== SUPPLIED RECORDS

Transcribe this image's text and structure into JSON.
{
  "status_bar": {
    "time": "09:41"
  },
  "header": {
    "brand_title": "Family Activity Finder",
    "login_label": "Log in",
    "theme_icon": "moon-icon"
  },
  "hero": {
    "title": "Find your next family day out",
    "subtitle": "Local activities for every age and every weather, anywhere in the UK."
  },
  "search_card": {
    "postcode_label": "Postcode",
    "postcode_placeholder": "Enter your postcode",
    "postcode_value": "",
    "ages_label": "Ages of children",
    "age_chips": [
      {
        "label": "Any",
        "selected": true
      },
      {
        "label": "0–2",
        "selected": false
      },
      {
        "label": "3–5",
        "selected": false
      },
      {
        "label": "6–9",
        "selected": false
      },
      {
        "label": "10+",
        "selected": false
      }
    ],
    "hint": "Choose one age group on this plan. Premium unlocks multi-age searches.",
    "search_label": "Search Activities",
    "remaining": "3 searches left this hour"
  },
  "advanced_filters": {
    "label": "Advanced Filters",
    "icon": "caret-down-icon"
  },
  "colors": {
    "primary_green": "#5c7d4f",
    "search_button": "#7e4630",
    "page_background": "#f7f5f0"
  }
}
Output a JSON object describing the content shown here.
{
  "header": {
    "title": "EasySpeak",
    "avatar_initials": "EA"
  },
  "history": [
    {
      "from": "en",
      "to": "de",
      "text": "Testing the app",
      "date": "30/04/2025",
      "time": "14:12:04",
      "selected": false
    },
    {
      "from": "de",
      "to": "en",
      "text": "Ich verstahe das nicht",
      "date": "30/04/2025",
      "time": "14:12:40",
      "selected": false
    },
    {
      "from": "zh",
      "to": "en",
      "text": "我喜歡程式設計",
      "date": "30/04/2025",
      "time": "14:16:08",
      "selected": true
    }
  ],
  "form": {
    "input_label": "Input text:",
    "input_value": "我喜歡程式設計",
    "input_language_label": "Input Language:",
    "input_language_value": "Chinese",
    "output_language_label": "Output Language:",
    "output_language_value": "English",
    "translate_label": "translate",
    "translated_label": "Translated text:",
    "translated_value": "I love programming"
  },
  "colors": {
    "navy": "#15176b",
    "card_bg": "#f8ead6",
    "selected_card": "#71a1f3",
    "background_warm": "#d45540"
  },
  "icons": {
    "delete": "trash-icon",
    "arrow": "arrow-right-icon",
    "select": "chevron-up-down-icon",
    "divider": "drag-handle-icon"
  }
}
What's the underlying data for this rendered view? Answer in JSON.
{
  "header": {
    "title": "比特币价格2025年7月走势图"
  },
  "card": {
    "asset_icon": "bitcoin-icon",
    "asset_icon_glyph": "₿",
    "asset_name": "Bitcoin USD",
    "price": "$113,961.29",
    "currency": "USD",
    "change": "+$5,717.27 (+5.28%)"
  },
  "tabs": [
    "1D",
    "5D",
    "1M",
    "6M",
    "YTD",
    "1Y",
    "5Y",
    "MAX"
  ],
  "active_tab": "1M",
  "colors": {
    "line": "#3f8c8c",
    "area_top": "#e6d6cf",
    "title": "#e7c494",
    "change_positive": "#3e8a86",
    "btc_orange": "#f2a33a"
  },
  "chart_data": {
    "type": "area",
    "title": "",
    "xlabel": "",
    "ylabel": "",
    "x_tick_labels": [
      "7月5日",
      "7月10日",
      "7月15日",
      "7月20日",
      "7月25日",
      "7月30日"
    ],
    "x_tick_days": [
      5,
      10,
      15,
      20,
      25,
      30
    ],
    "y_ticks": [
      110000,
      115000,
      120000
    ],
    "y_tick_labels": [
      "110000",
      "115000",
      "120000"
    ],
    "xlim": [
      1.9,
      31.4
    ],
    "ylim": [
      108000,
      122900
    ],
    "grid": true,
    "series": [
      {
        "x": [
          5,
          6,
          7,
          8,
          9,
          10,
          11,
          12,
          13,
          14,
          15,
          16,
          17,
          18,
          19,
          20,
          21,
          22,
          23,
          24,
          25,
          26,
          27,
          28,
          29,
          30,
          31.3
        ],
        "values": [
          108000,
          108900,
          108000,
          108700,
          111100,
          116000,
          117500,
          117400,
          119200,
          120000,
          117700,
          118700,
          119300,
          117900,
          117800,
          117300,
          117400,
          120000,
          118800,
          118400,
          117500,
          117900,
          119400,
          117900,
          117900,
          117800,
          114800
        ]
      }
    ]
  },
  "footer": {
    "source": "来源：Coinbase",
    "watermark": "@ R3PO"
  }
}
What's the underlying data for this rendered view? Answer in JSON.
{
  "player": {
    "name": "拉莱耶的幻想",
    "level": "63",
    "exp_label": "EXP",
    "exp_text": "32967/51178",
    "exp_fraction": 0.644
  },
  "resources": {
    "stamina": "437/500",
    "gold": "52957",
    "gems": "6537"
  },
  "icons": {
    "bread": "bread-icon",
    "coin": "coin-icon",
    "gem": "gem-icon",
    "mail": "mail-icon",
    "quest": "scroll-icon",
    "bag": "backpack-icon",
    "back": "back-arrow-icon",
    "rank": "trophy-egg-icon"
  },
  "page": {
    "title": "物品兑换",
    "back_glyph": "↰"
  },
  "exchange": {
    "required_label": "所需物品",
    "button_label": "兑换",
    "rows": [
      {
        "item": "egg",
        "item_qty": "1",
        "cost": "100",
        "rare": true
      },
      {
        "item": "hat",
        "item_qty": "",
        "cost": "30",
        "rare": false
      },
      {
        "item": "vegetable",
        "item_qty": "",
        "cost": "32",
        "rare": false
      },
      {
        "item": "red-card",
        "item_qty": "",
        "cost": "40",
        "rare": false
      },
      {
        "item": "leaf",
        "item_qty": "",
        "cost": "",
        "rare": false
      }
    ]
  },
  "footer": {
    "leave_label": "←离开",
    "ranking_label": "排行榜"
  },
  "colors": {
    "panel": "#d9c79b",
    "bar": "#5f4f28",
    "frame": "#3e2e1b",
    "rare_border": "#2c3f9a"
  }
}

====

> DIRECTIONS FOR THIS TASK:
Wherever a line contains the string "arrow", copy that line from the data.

> SOLVED EXERCISE:
    "arrow": "arrow-right-icon",
    "back": "back-arrow-icon",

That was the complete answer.